[Saved data entries]

********

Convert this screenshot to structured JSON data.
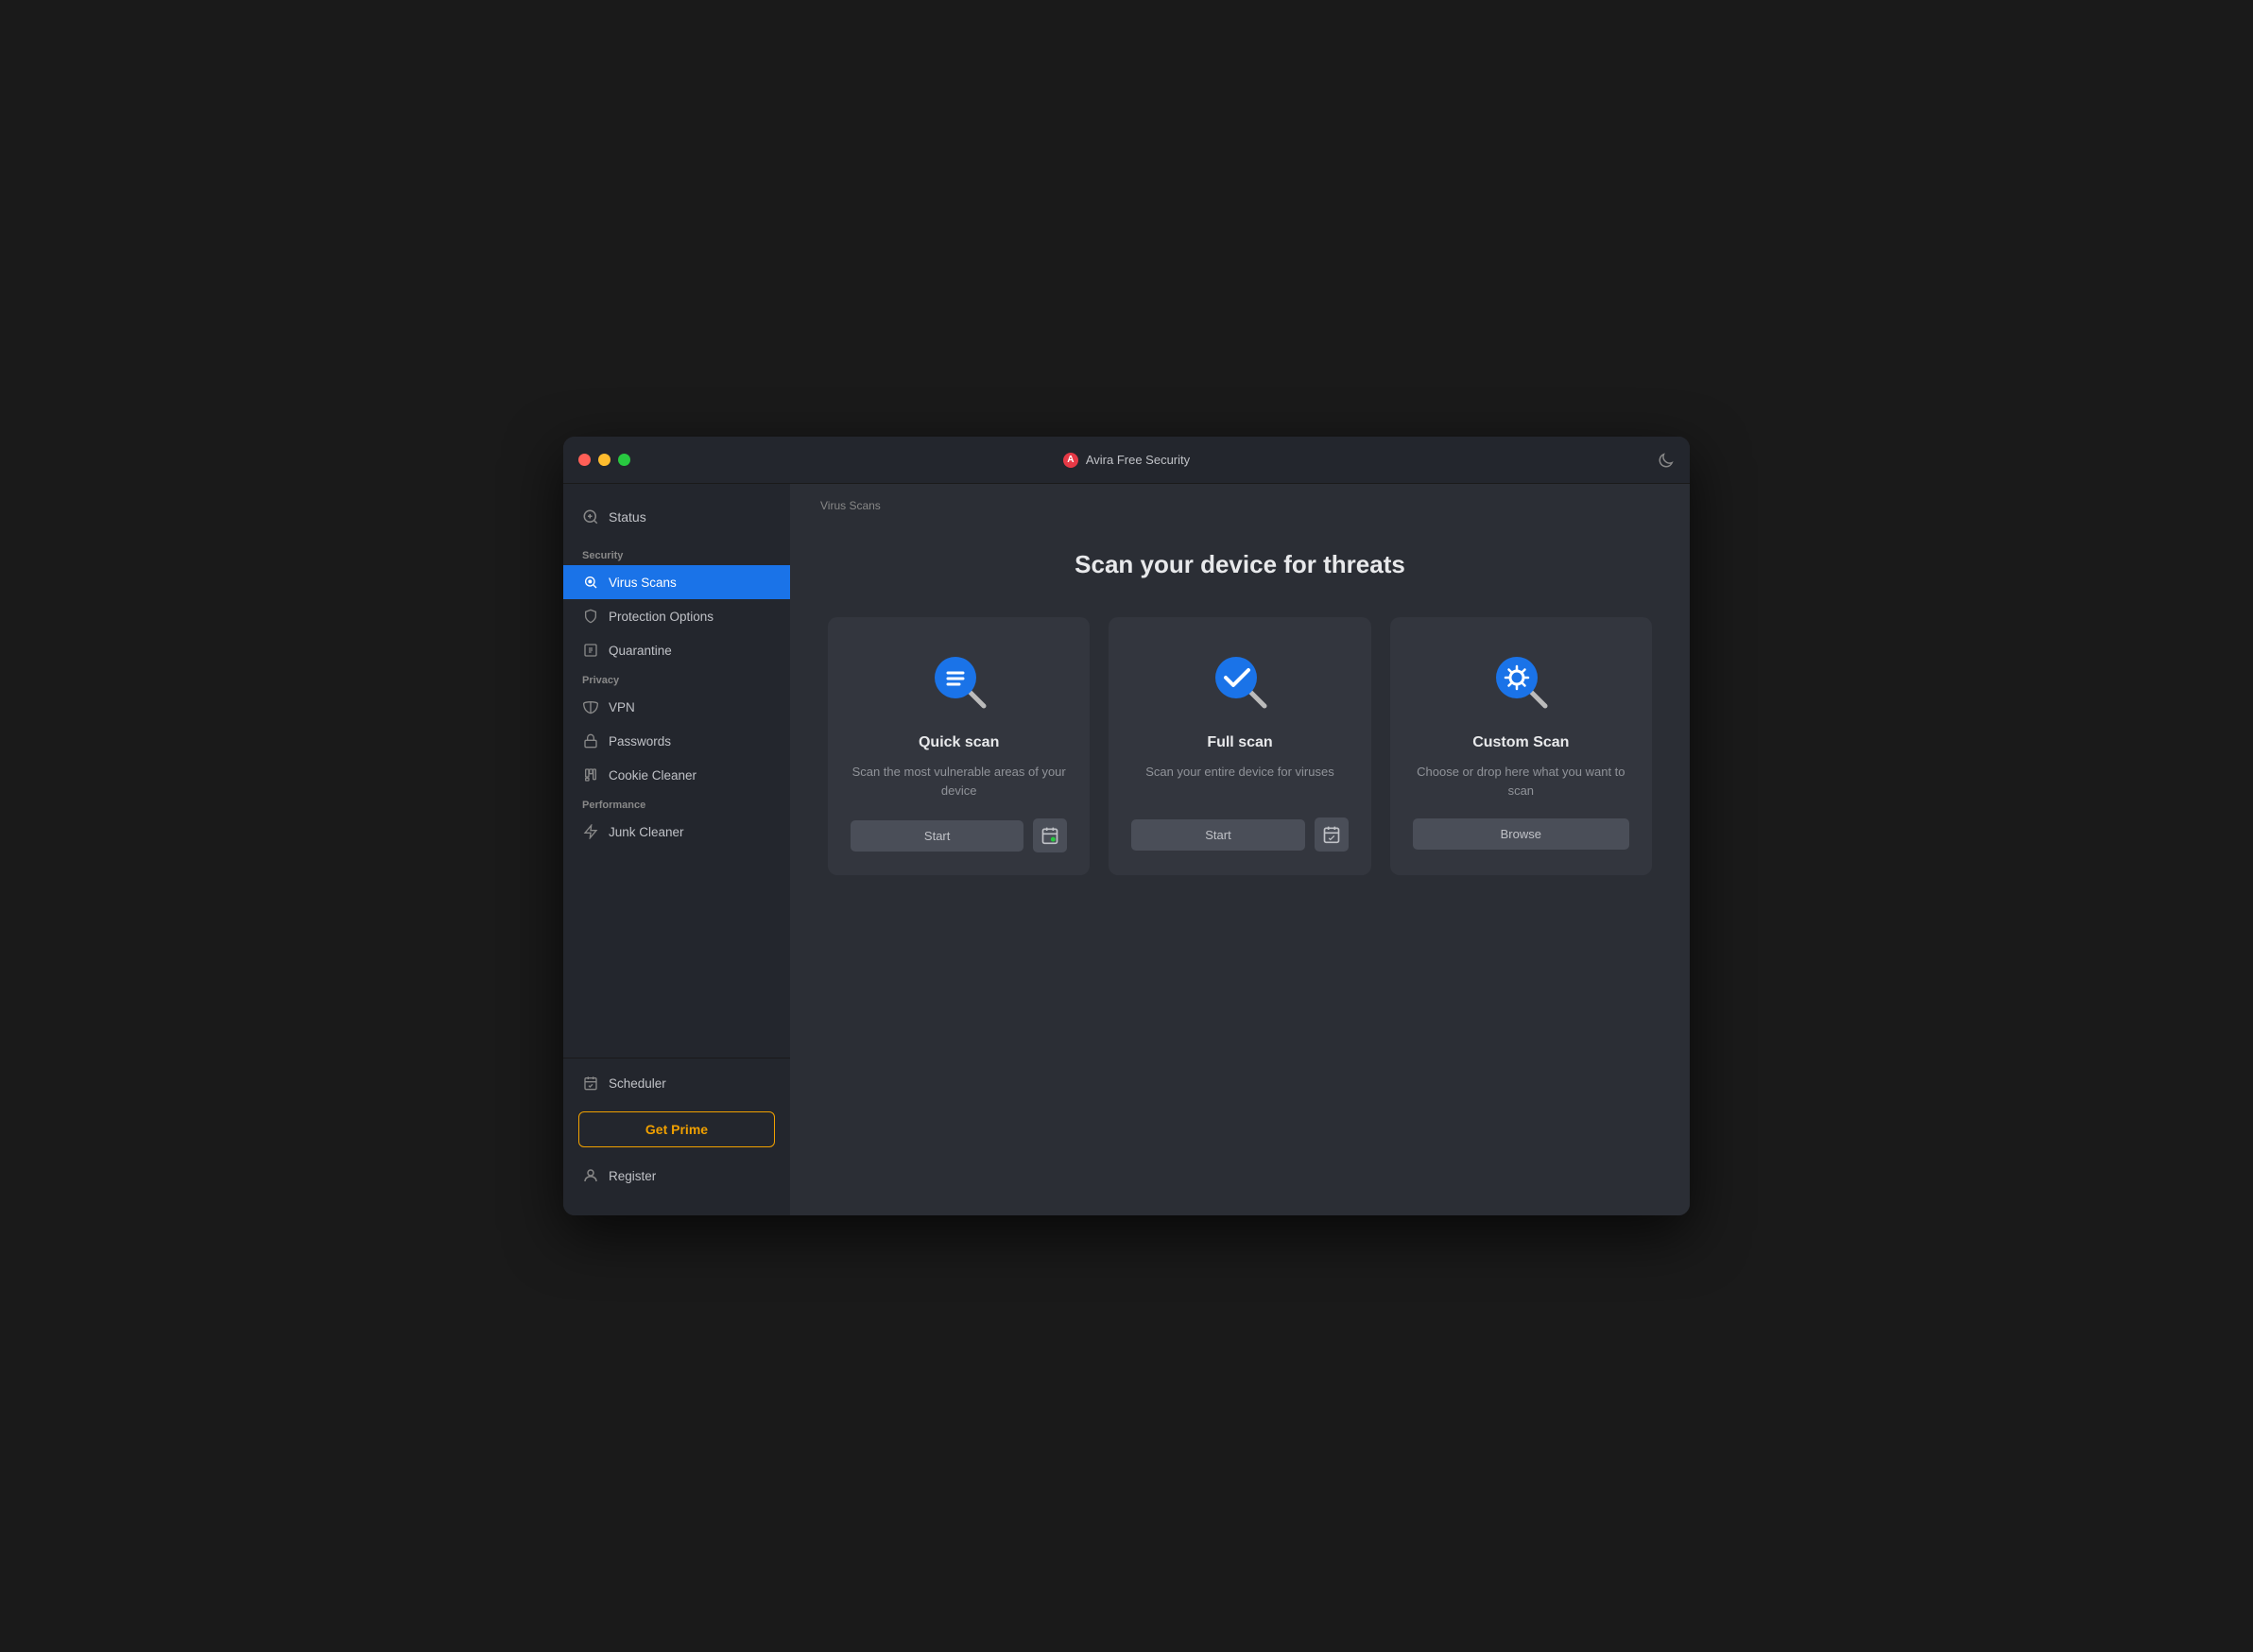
{
  "window": {
    "title": "Avira Free Security"
  },
  "sidebar": {
    "status_label": "Status",
    "sections": [
      {
        "label": "Security",
        "items": [
          {
            "id": "virus-scans",
            "label": "Virus Scans",
            "active": true
          },
          {
            "id": "protection-options",
            "label": "Protection Options",
            "active": false
          },
          {
            "id": "quarantine",
            "label": "Quarantine",
            "active": false
          }
        ]
      },
      {
        "label": "Privacy",
        "items": [
          {
            "id": "vpn",
            "label": "VPN",
            "active": false
          },
          {
            "id": "passwords",
            "label": "Passwords",
            "active": false
          },
          {
            "id": "cookie-cleaner",
            "label": "Cookie Cleaner",
            "active": false
          }
        ]
      },
      {
        "label": "Performance",
        "items": [
          {
            "id": "junk-cleaner",
            "label": "Junk Cleaner",
            "active": false
          }
        ]
      }
    ],
    "scheduler_label": "Scheduler",
    "get_prime_label": "Get Prime",
    "register_label": "Register"
  },
  "main": {
    "breadcrumb": "Virus Scans",
    "title": "Scan your device for threats",
    "cards": [
      {
        "id": "quick-scan",
        "title": "Quick scan",
        "description": "Scan the most vulnerable areas of your device",
        "action_label": "Start",
        "has_schedule": true,
        "has_browse": false
      },
      {
        "id": "full-scan",
        "title": "Full scan",
        "description": "Scan your entire device for viruses",
        "action_label": "Start",
        "has_schedule": true,
        "has_browse": false
      },
      {
        "id": "custom-scan",
        "title": "Custom Scan",
        "description": "Choose or drop here what you want to scan",
        "action_label": "Browse",
        "has_schedule": false,
        "has_browse": true
      }
    ]
  },
  "colors": {
    "active_sidebar": "#1a73e8",
    "accent": "#f0a000",
    "icon_blue": "#1a73e8"
  }
}
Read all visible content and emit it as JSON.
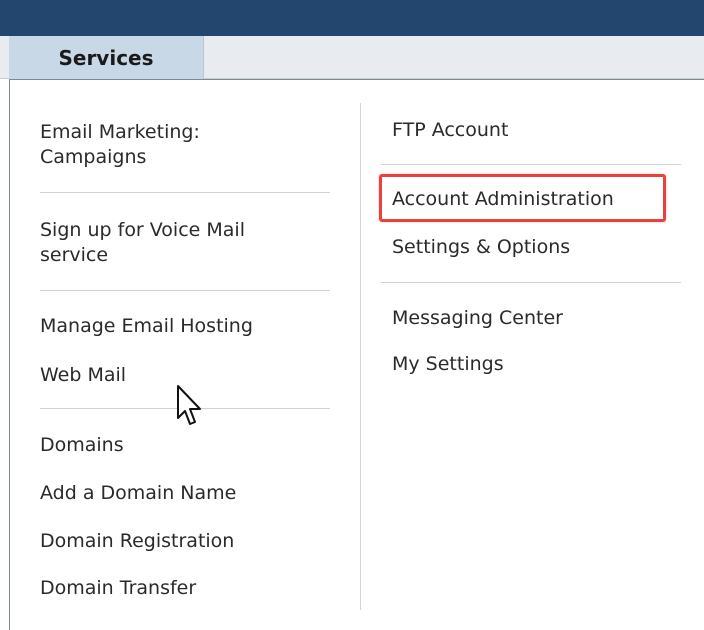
{
  "tabs": {
    "services_label": "Services"
  },
  "left_column": {
    "email_marketing_label": "Email Marketing:\nCampaigns",
    "voice_mail_label": "Sign up for Voice Mail\nservice",
    "manage_email_hosting_label": "Manage Email Hosting",
    "web_mail_label": "Web Mail",
    "domains_label": "Domains",
    "add_domain_label": "Add a Domain Name",
    "domain_registration_label": "Domain Registration",
    "domain_transfer_label": "Domain Transfer"
  },
  "right_column": {
    "ftp_account_label": "FTP Account",
    "account_administration_label": "Account Administration",
    "settings_options_label": "Settings & Options",
    "messaging_center_label": "Messaging Center",
    "my_settings_label": "My Settings"
  },
  "colors": {
    "topbar": "#23466e",
    "active_tab": "#c8d8e6",
    "highlight": "#e8413e"
  },
  "icons": {
    "cursor": "mouse-pointer-icon"
  }
}
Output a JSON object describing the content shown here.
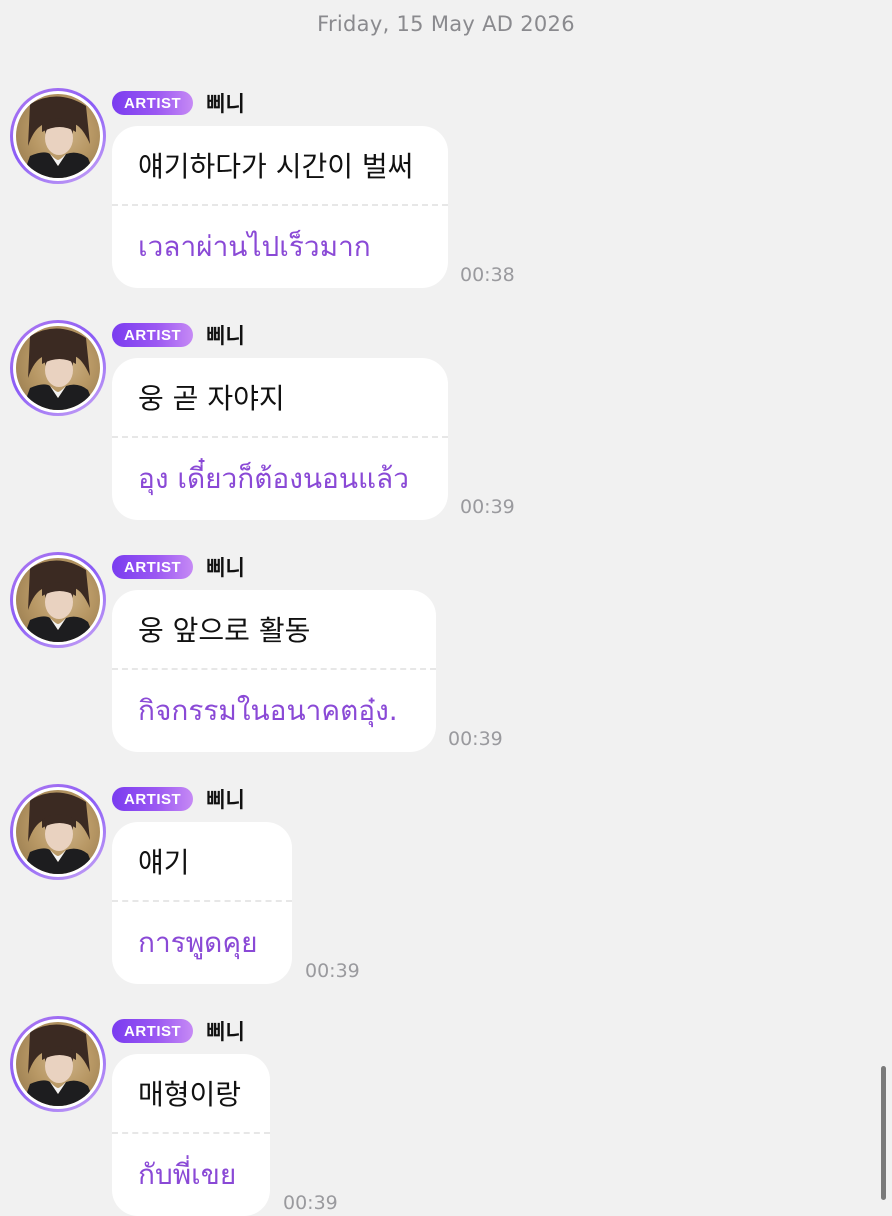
{
  "date_header": "Friday, 15 May AD 2026",
  "badge_label": "ARTIST",
  "sender_name": "삐니",
  "messages": [
    {
      "original": "얘기하다가 시간이 벌써",
      "translation": "เวลาผ่านไปเร็วมาก",
      "time": "00:38"
    },
    {
      "original": "웅 곧 자야지",
      "translation": "อุง เดี๋ยวก็ต้องนอนแล้ว",
      "time": "00:39"
    },
    {
      "original": "웅 앞으로 활동",
      "translation": "กิจกรรมในอนาคตอุ๋ง.",
      "time": "00:39"
    },
    {
      "original": "얘기",
      "translation": "การพูดคุย",
      "time": "00:39"
    },
    {
      "original": "매형이랑",
      "translation": "กับพี่เขย",
      "time": "00:39"
    }
  ],
  "colors": {
    "background": "#f1f1f1",
    "bubble": "#ffffff",
    "translation_text": "#8a49d6",
    "badge_gradient_start": "#7a3cf0",
    "badge_gradient_end": "#c68af5",
    "timestamp": "#9a9a9e"
  },
  "icons": {
    "avatar": "artist-avatar-photo"
  }
}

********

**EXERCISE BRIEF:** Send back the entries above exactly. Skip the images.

**TASK SOLUTION:**
Convert this screenshot to structured JSON data.
{
  "window": {
    "title": "Avira Free Security"
  },
  "sidebar": {
    "status_label": "Status",
    "sections": [
      {
        "label": "Security",
        "items": [
          {
            "id": "virus-scans",
            "label": "Virus Scans",
            "active": true
          },
          {
            "id": "protection-options",
            "label": "Protection Options",
            "active": false
          },
          {
            "id": "quarantine",
            "label": "Quarantine",
            "active": false
          }
        ]
      },
      {
        "label": "Privacy",
        "items": [
          {
            "id": "vpn",
            "label": "VPN",
            "active": false
          },
          {
            "id": "passwords",
            "label": "Passwords",
            "active": false
          },
          {
            "id": "cookie-cleaner",
            "label": "Cookie Cleaner",
            "active": false
          }
        ]
      },
      {
        "label": "Performance",
        "items": [
          {
            "id": "junk-cleaner",
            "label": "Junk Cleaner",
            "active": false
          }
        ]
      }
    ],
    "scheduler_label": "Scheduler",
    "get_prime_label": "Get Prime",
    "register_label": "Register"
  },
  "main": {
    "breadcrumb": "Virus Scans",
    "title": "Scan your device for threats",
    "cards": [
      {
        "id": "quick-scan",
        "title": "Quick scan",
        "description": "Scan the most vulnerable areas of your device",
        "action_label": "Start",
        "has_schedule": true,
        "has_browse": false
      },
      {
        "id": "full-scan",
        "title": "Full scan",
        "description": "Scan your entire device for viruses",
        "action_label": "Start",
        "has_schedule": true,
        "has_browse": false
      },
      {
        "id": "custom-scan",
        "title": "Custom Scan",
        "description": "Choose or drop here what you want to scan",
        "action_label": "Browse",
        "has_schedule": false,
        "has_browse": true
      }
    ]
  },
  "colors": {
    "active_sidebar": "#1a73e8",
    "accent": "#f0a000",
    "icon_blue": "#1a73e8"
  }
}
Read all visible content and emit it as JSON.
{
  "tabs": {
    "services_label": "Services"
  },
  "left_column": {
    "email_marketing_label": "Email Marketing:\nCampaigns",
    "voice_mail_label": "Sign up for Voice Mail\nservice",
    "manage_email_hosting_label": "Manage Email Hosting",
    "web_mail_label": "Web Mail",
    "domains_label": "Domains",
    "add_domain_label": "Add a Domain Name",
    "domain_registration_label": "Domain Registration",
    "domain_transfer_label": "Domain Transfer"
  },
  "right_column": {
    "ftp_account_label": "FTP Account",
    "account_administration_label": "Account Administration",
    "settings_options_label": "Settings & Options",
    "messaging_center_label": "Messaging Center",
    "my_settings_label": "My Settings"
  },
  "colors": {
    "topbar": "#23466e",
    "active_tab": "#c8d8e6",
    "highlight": "#e8413e"
  },
  "icons": {
    "cursor": "mouse-pointer-icon"
  }
}
Output a JSON object describing the content shown here.
{
  "date_header": "Friday, 15 May AD 2026",
  "badge_label": "ARTIST",
  "sender_name": "삐니",
  "messages": [
    {
      "original": "얘기하다가 시간이 벌써",
      "translation": "เวลาผ่านไปเร็วมาก",
      "time": "00:38"
    },
    {
      "original": "웅 곧 자야지",
      "translation": "อุง เดี๋ยวก็ต้องนอนแล้ว",
      "time": "00:39"
    },
    {
      "original": "웅 앞으로 활동",
      "translation": "กิจกรรมในอนาคตอุ๋ง.",
      "time": "00:39"
    },
    {
      "original": "얘기",
      "translation": "การพูดคุย",
      "time": "00:39"
    },
    {
      "original": "매형이랑",
      "translation": "กับพี่เขย",
      "time": "00:39"
    }
  ],
  "colors": {
    "background": "#f1f1f1",
    "bubble": "#ffffff",
    "translation_text": "#8a49d6",
    "badge_gradient_start": "#7a3cf0",
    "badge_gradient_end": "#c68af5",
    "timestamp": "#9a9a9e"
  },
  "icons": {
    "avatar": "artist-avatar-photo"
  }
}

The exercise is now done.